US President Donald Trump has directed a National Security Council-led inter-agency review of the Joint Comprehensive Plan of Action (JCPOA), the deal nuclear negotiated by former president Barack Obama, that will evaluate whether suspension of sanctions related to Iran pursuant to the pact is vital to the national security interests, he said.
“When the inter-agency review is completed, the administration looks forward to working with Congress on this issue,” Tillerson said.
The six powers that negotiated the 2015 nuclear deal — the US, China, Russia, France, Germany and the UK, with the involvement from the European Union — set aside Iran’s alleged support for terrorism in order to get a deal guaranteeing that Iran would not be able to build a nuclear weapon for a decade and would remain under the eye of UN weapons inspectors.
The certification of Iran’s compliance, which must be sent to Congress every 90 days, is the first issued by the Trump administration.
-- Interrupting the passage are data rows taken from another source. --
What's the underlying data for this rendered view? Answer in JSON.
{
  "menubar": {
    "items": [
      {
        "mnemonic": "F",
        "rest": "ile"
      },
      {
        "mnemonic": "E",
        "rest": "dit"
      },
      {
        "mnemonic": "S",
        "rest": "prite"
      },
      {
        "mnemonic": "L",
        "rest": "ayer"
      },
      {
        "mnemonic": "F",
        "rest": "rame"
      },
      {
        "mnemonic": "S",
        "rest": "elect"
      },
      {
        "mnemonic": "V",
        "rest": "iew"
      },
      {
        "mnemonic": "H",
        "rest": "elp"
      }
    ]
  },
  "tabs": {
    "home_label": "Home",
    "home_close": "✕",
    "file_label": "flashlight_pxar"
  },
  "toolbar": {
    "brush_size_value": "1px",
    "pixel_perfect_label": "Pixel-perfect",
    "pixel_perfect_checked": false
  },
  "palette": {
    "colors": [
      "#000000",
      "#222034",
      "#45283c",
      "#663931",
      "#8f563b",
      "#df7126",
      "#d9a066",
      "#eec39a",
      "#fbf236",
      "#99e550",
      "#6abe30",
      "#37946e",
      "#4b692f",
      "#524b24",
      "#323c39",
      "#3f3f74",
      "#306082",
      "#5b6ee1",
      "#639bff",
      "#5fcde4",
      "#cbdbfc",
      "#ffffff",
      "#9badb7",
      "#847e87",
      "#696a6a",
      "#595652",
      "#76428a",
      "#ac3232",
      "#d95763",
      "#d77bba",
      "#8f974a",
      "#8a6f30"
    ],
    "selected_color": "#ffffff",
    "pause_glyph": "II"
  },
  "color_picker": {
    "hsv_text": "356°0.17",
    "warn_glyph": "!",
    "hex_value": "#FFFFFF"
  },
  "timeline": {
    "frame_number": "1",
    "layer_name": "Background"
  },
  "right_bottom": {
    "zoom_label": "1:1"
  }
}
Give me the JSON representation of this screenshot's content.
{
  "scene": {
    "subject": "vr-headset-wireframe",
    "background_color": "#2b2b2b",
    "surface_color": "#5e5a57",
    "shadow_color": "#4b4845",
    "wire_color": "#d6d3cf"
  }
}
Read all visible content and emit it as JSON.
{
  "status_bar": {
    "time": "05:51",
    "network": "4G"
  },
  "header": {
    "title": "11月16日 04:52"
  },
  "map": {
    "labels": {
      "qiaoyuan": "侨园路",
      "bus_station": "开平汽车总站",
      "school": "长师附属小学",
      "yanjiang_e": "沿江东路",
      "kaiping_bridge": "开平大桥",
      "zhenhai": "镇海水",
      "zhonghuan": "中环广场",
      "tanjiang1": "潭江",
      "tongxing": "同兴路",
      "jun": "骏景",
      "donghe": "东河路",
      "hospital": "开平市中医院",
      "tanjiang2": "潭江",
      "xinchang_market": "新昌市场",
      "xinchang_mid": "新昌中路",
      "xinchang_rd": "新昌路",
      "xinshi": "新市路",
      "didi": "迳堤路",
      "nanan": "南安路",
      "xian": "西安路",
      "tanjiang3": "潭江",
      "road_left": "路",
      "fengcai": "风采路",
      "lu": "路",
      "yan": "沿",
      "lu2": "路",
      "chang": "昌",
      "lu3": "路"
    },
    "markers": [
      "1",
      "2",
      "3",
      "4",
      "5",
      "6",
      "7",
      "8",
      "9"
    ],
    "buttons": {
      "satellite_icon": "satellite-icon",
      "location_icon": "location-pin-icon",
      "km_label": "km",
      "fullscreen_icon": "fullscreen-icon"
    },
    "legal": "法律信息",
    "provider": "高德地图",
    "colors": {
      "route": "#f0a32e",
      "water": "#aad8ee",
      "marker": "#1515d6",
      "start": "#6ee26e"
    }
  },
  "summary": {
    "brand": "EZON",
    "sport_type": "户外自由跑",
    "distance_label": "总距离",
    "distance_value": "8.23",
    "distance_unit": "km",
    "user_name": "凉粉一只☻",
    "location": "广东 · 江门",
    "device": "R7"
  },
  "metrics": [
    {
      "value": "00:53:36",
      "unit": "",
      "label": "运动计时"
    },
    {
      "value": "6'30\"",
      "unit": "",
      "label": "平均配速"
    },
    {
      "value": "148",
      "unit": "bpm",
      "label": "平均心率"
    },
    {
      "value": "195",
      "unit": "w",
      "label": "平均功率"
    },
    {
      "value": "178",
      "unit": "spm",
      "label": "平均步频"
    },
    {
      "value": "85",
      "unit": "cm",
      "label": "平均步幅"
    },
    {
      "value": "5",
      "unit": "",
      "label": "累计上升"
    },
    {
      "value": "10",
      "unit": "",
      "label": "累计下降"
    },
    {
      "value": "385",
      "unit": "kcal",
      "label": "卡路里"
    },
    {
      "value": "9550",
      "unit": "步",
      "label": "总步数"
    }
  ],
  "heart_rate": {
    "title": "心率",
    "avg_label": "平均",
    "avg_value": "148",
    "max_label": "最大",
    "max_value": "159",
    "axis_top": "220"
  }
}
On February, Trump had described the nuclear deal with Iran as “the worst” agreement ever negotiated, calling the Islamic Republic the number one terrorist state in the world.
Israeli Prime Minister Benjamin Netanyahu had criticised the deal. He said in July of 2015 that “Iran is going to receive a sure path to nuclear weapons.”
Former US President Barack Obama had said the deal would make the world safer and more secure. He had said in January of 2016 after the deal was implemented that “Iran will not get its hands on a nuclear bomb.”
Iran has defended its nuclear programme as purely civilian.